“We all have our reasons for drinking: Something haunts us all”. So professes Jamie, a recovering alcoholic, in Rosegold, Donna Kay Yarborough’s testament to addiction. As we will soon discover, however, some people’s reasons are far more sinister than others. 

Framed as a virtual meeting of an Alcoholics Anonymous-style group via Zoom, Jamie introduces herself to the rest of the group (the audience) for the first time. Steadily, she opens up about the source of her addiction, the traumatic cycle she exists within, and the impact that both have had on her life and relationships. It’s a heartbreaking and tragic testimonial, and one not entirely unfamiliar to anyone that has known someone dealing with such issues.

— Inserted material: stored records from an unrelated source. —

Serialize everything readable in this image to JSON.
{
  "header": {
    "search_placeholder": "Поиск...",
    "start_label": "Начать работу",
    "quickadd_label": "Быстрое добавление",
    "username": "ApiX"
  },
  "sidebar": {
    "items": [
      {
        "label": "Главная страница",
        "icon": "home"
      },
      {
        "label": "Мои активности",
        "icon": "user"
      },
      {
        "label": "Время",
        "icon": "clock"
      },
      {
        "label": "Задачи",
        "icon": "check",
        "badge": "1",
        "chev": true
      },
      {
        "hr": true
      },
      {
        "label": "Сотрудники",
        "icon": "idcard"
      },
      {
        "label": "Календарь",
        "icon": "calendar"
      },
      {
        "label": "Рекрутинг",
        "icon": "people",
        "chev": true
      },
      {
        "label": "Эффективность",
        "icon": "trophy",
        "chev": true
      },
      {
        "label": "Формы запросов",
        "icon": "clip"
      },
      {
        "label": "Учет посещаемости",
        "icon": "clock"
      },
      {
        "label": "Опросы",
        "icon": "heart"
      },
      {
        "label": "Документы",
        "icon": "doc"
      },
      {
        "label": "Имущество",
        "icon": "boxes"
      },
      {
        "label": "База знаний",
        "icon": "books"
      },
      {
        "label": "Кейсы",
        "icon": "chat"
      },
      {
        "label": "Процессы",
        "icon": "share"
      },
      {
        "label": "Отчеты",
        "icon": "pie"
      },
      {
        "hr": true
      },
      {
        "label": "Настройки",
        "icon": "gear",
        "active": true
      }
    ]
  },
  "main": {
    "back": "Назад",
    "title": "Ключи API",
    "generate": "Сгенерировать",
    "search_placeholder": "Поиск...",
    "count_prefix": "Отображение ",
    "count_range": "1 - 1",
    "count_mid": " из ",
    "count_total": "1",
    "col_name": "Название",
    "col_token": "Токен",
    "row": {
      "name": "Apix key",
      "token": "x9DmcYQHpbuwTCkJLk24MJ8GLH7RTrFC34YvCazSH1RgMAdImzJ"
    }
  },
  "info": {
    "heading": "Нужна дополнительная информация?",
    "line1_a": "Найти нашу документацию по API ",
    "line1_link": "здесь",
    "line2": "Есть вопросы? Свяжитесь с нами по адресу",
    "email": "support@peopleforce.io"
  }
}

Jamie is perfectly candid in her testimony, never shying away from admitting hard truths. She is the self-admitted anti-hero here, and openly declares that “smartass is my default setting, it’s what I do when I’m scared”. As is quickly revealed, she has every right to be afraid. In its discussion of the veils that people wear to disguise themselves in daily life, Rosegold quickly drops its own; revealing that behind an exploration of addiction is a stirring and compelling horror production. 

At the heart of this is Yarborough’s own performance as Jamie. Her subtle ticks – glances off-screen to her socially distant sponsor, constant sipping from a coffee cup – and small gestures make for thrilling viewing despite the mostly static framing. It also gently teases what is to come, with Yarborough building in intensity as she becomes increasingly frantic. Likewise Yarborough displays a masterful use of language throughout, with Jamie almost slipping into poetic soliloquy as she recounts the horrific event that kickstarted her addiction. 

That said, this also means that any jarring moments are all the more noticeable, namely in the use of the neutral “they” to describe the “Dark Plurality” that haunts Jamie. No matter the circumstance – eldritch or not – “they’s approach” is inherently jarring. In some ways this works though, as this unknowable Lovecraftian entity is a break from normality, and so too is the language that refers to it.

The fact Rosegold is filmed outside on a porch in one continuous take does mean that the external noise of motorbikes speeding past filters in, breaking the pacing somewhat, but never enough to detract from the performance. In fact, Yarborough handles these moments with aplomb, highlighting the strength of her own abilities. 

Overall, Rosegold is an enthralling work that successfully blends Lovecraftian terror with the everyday horrors of addiction. Simple in its execution, but with far greater depth than one might expect, Yarborough proves herself to be a masterful writer and performer with a great deal of promise. 


Rosegold is available to watch until 31 January here